Writing the first draft of your novel is absolutely the most fun a writer can have. The next is receiving an award for the finished product.
It’s the middle that is challenging.
It’s the moment when you look at your work and your brain flashes with – what was I thinking?
You weren’t thinking. Misplaced modifiers and badly placed participial phrases are often the result of quick writing and a propensity, while creating the first drafts, of place holding. The challenge is rooting these sentences out of the manuscript and email or business proposal before they (and you) become the butt of a joke.
Sloan Madison managed to escape from the borrowed truck before it sank and swam to the river bank. His water soaked clothes dragged at him, impeding his slippery climb up the steep bank. The car burbled and creaked as it slipped under the dirty, opaque water. He huffed and puffed, struggling for breath. Where was the other car? The other driver? Had he just been run off the road by a ghost or was there someone else trapped underwater?
Did you notice the challenge?
Sloan Madison managed to escape from the borrowed truck before it sank, and swam to the riverbank.
How do these sentences escape? For that matter, how did the car escape?

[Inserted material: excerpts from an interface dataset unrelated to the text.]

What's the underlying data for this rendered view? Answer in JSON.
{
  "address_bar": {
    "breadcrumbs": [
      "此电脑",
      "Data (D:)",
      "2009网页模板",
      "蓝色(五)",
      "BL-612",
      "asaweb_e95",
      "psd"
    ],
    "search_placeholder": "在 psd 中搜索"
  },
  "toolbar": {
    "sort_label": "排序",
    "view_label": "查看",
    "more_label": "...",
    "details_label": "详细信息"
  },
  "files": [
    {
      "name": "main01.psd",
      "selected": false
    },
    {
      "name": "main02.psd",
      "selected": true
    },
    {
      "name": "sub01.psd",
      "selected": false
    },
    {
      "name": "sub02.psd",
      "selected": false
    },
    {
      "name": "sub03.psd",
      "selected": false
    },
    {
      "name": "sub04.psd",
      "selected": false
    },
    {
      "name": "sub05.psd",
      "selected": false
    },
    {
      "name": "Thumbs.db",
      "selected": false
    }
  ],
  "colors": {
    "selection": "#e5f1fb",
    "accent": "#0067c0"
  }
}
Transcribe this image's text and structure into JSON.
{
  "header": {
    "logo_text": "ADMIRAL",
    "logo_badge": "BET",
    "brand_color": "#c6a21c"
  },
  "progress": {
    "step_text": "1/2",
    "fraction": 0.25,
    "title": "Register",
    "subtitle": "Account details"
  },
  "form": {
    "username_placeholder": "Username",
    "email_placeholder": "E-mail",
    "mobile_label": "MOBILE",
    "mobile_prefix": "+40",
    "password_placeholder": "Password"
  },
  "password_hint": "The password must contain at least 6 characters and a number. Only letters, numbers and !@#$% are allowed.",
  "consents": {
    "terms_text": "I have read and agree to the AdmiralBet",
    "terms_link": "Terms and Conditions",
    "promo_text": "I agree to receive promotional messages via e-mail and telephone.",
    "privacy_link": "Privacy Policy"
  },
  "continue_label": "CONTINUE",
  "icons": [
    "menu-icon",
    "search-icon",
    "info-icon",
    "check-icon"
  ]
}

One reason these sentences survive is they are often buried in the middle of a paragraph or description that surrounds the offending sentence with additional context and meaning, which often aids in making the offending sentence more clear. This is a reflection of lazy writing as well as fast writing. As we crank out emails and blog posts at furious rates we lose contact with individual sentences and depend on context, general understanding, the reader to make sense of our words. But every sentence matters and constructing each one and paying attention to each one leads us to stronger, more understandable writing. Can your reader understand what you are saying?
The other reason these sentences sneak in is that in our drafts, we use them as place holders and then never fix them.
Because we created a whole scene, we think we can get away with the inadequately punctuated sentence. Or we placed the driver, swimming and the river bank all into one sentence because we will return to that part later. The challenge is remembering to fix the placeholder sentence like this.
We want to cram all the interesting facts into the one sentence. We want to make sure we get it all in. It’s okay to write two sentences or even three sentences. I’m a fan of long, interesting sentences but sometimes writers get lost in lengthy sentences and by the time they reach the last words in the line, they’ve lost track of what they started to say in the beginning. Don’t do this. Look at your sentences and evaluate them. Can they be shorter?
Is it appropriate and more interesting to add in more information rather than less?
Can your character survive a car wreck, then after a harrowing escape, finally swim to the river bank? Often oddly place modifiers are the result of telling action rather than showing action. If you focus on showing – how did the driver swim to shore? What was she thinking? Was the dirty water cold and kind of disgusting? Did she keep her mouth tightly closed so as not to swallow any of the putrid swill? How steep was the bank as she scrambled up the muddy sides? The problem with the car swimming away disappears because you’ve done a better job showing the action rather than just casually discussing it.
So what is the solution?
Slow down, does each sentence serve the larger purpose of explaining the action, or have you just jotted down a place holder, thinking, I’ll get back to that in post-production. But sometimes, we never do. If you are running along with great action and you need a place holder sentence, highlight it, return to it in the sober light of day and make the necessary changes.
You want to be clear, interesting and smart. You don’t want to build a reputation as a writer who unconsciously animates cars. That’s been done.
For what we hope is a book filled with reasonable sentences, visit Future Girls.